There are separate bills that would authorize an audit of the Federal Reserve that are picking up speed in both the House and the Senate, with bi-partisan support in both chambers. Paul sponsors the House version of that legislation, and Vermont Sen. Bernie Sanders is behind the Senate measure.
“The Federal Reserve has got to understand that this money does not belong to the Federal Reserve. It belongs to the American people,” Sanders told Raw Story in an email from his spokesman. “As long as the Federal Reserve is allowed to keep the information on their loans secret, we will never know the true financial condition of the banking system.”
‘Expect the worst’ as Trump doubles down on racist rhetoric to rile up his base: columnist
In a column for the Daily Beast, commentator and Sirius radio host Dean Obeidallah claims that all signs point to Donald Trump doubling down on racist rhetoric in an effort to rally his base as his internal polling shows him losing the key states that propelled him to the White House.
As Trump officially launches his re-election bid in Orlando on Tuesday night, Obeidallah notes Trump is falling back on what helped him appeal to disgruntled white workers in the Midwest and that he will likely ramp up attacks on undocumented immigrants -- including official actions.
Here’s why ‘electability’ is a sucker’s bet in the 2020 primaries

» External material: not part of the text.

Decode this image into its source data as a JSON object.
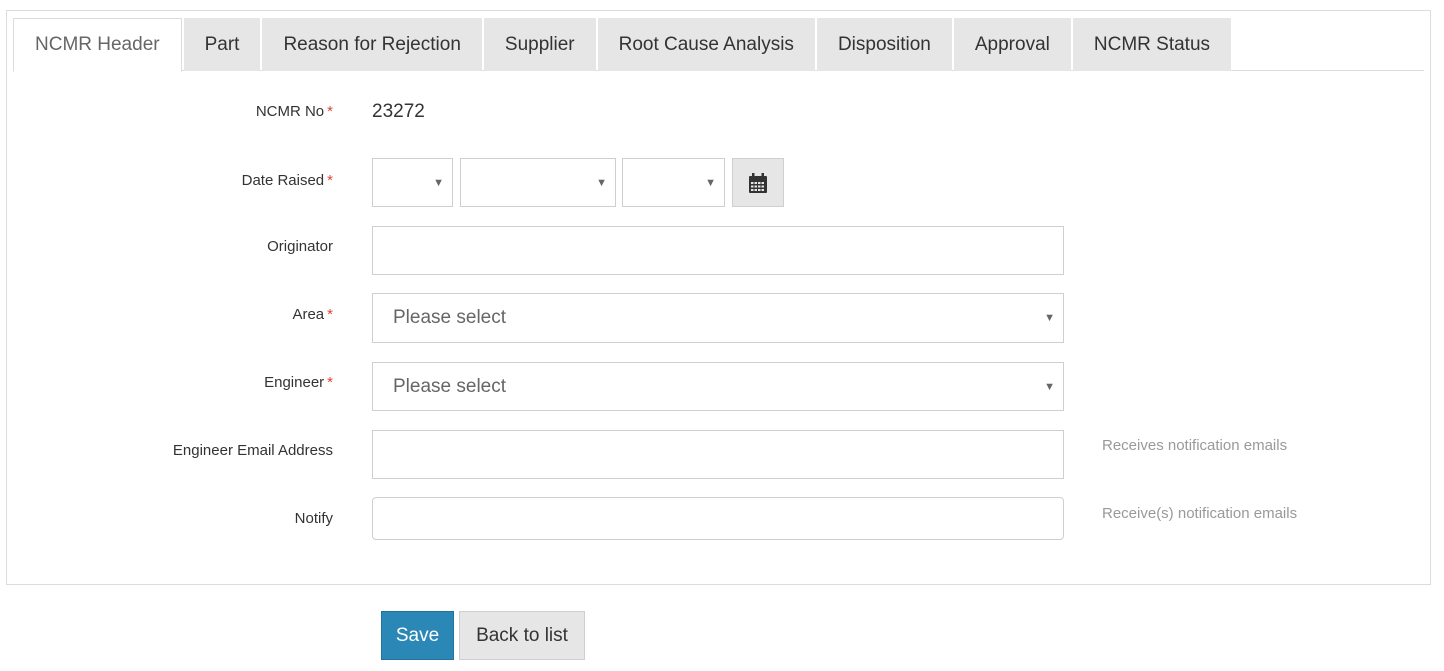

Primary candidates fight hard to be seen as the person best positioned to beat an incumbent, but electability is only clear in hindsight. It isn’t quantifiable. Voters may work backwards, concluding that the candidate they personally prefer is also the most likely to win.
It’s a perception often grounded in lazy conventional wisdom. CBS reports that in key 2020 battleground states, “the belief that [Joe Biden]] could fare best against President Trump is currently propelling [him] in the early Democratic nomination race.” That belief is common despite the fact that the former Vice President is well known for being overly handsy and putting his foot in his mouth, has previously run two notably bad presidential campaigns and has been dogged by accusations of plagiarism dating back to law school.
‘It can be hacked’: Election experts already see red flags in the Democrats’ 2020 nomination process
The Democratic National Committee may reverse course on its plans to increase participation in 2020 presidential caucus states by offering off-site voting options—starting with telephone voting in Iowa and possibly online voting in other states.
That prospect of a reversal, at least in the early nominating caucuses, stems from growing concerns in top party circles about protecting the “integrity of the process” in a post-2016 climate, said James Roosevelt III, co-chair of the DNC Rules and Bylaws Committee.
“It is entirely possible,” said Roosevelt. “The committee is going to be looking to be convinced that it will work. I think the committee is subject to competing pressures. One is to honor Iowa’s commitment to participatory democracy. And the other is to a heightened sensitivity that did not exist four or certainly eight years ago to the integrity of the process.”